SHERI SALATA, CO-PRESIDENT, OPRAH WINFREY NETWORK: It's just like you would think it would be. She is the same herself that she was on the air. And every day -- nobody knows how funny she is, though -- hysterically funny. She's an excellent mimic.
SALATA: Really, really witty. And I think most days we spend laughing at my antics. Or she would point something out, is that really the show you want to do, Sherry? You know, I think this is about my 50,000th makeover show. You know, it was a personal challenge to move the bar up, to do something the audience hadn't seen before.
And really, by the end, it was like I don't know how much higher, we're going to have to put her in a rocket and send her to the moon because I don't know what else we can do now.
BURNETT: But we're now in a world where the media's changed. I mean, there's just so many sources. It used to be the Oprah Book Club, the "Oprah Show".
BURNETT: The "Oprah" magazine and she really could dominate the whole media world. Is that done -- I'm not talking about for her, I'm just saying for the future for there to be a person like that?
SALATA: Well, there is no question that things have changed. There's too many choices on television probably for somebody to go out and dominate for 25 years like she did. Even if they were, you know, as gifted, but hard to do.
BURNETT: And how does that play into the new network now, the Oprah Winfrey Network, OWN? That's been sort of one of the first things -- I mean, at least in recent years where she hit a little bit of a hiccup and now, she's really getting involved to make sure it's successful.
SALATA: Right. Well, I know, we finished the show May 25th, took a little nap, and then, all of a sudden, now, we're diving into a 24-hour cable network.
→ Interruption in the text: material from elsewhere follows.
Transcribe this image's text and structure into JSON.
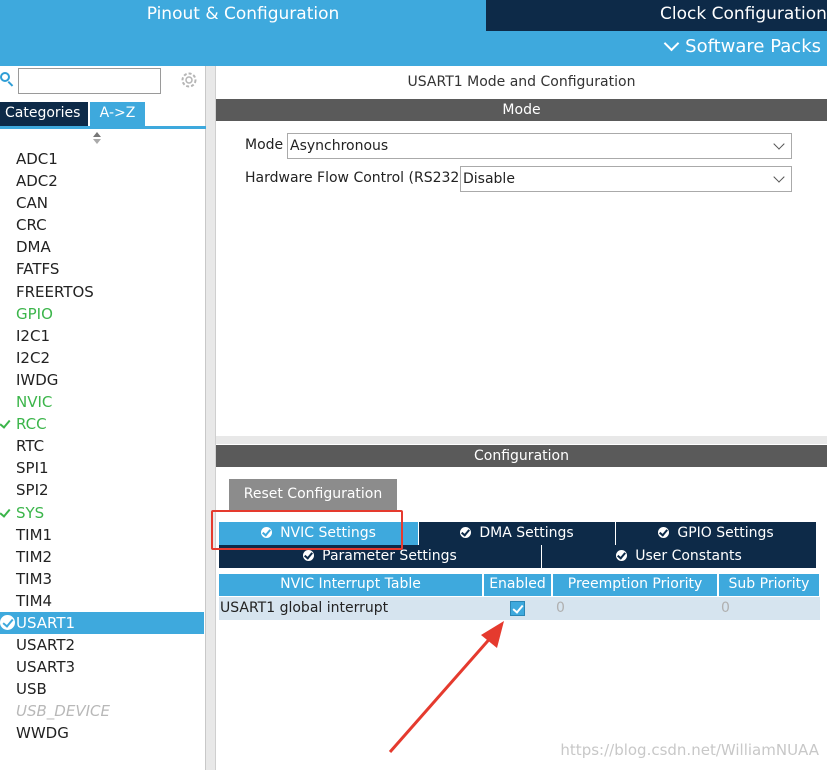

What I can see --
BURNETT: Welcome to our world, by the way.
SALATA: Exactly. You guys work really hard.
What I can see is there's going to be more freedom to do more things, that we can widen and expand our vision for the kinds of things we want to do on television. We can take more risks. We can try more things. So, in the end it's going to be tons of fun.
But it is a lot of work getting one going. I'll tell you that.
BURNETT: So when you look at running this network so far, what are the things you're most proud of that you actually think are really working right now, which you're committed to?
SALATA: Well, we just wrapped up the season one of Oprah's life class, which is a bold move going on air every night to teach. Using some of the best clips of the "Oprah Show" and going online for webcasts and talking to people around the world on Facebook. So, that was bold and a lot of people would say risky, and, you know, the people came.
BURNETT: So let me ask you, do you think you have enough for the 24-hour channel of programming?
BURNETT: Not yet?
SALATA: Not yet. No. I mean, we've had a really good couple months. We have some things that are breakout hits that we're renewing for second seasons. Our Lisa Ling show, "Our America," we're so proud of. She is just doing a fantastic job.
And then Oprah's coming back in January with another show, "Next Chapter," which are going to be all the fantastic travel adventures and interviews that people really love to see her on. She's out of the chair. It will be cool to see her out in the world and around the country and not in a studio.
BURNETT: Well, let us know if she needs any special reporting. We'll fill in.
Thanks so much, Sheri. Great to meet you.
SALATA: Really nice to meet you, too.
BURNETT: All right. We're going to be in the nation's capital next week covering the super committee countdown, and on Tuesday, CNN is hosting a Republican debate on national security.
Super committee, don't sleep. Don't eat. Do a deal. We're not going to give you water until you do a deal. Then, we know you can do it.
"ANDERSON COOPER 360" starts right now.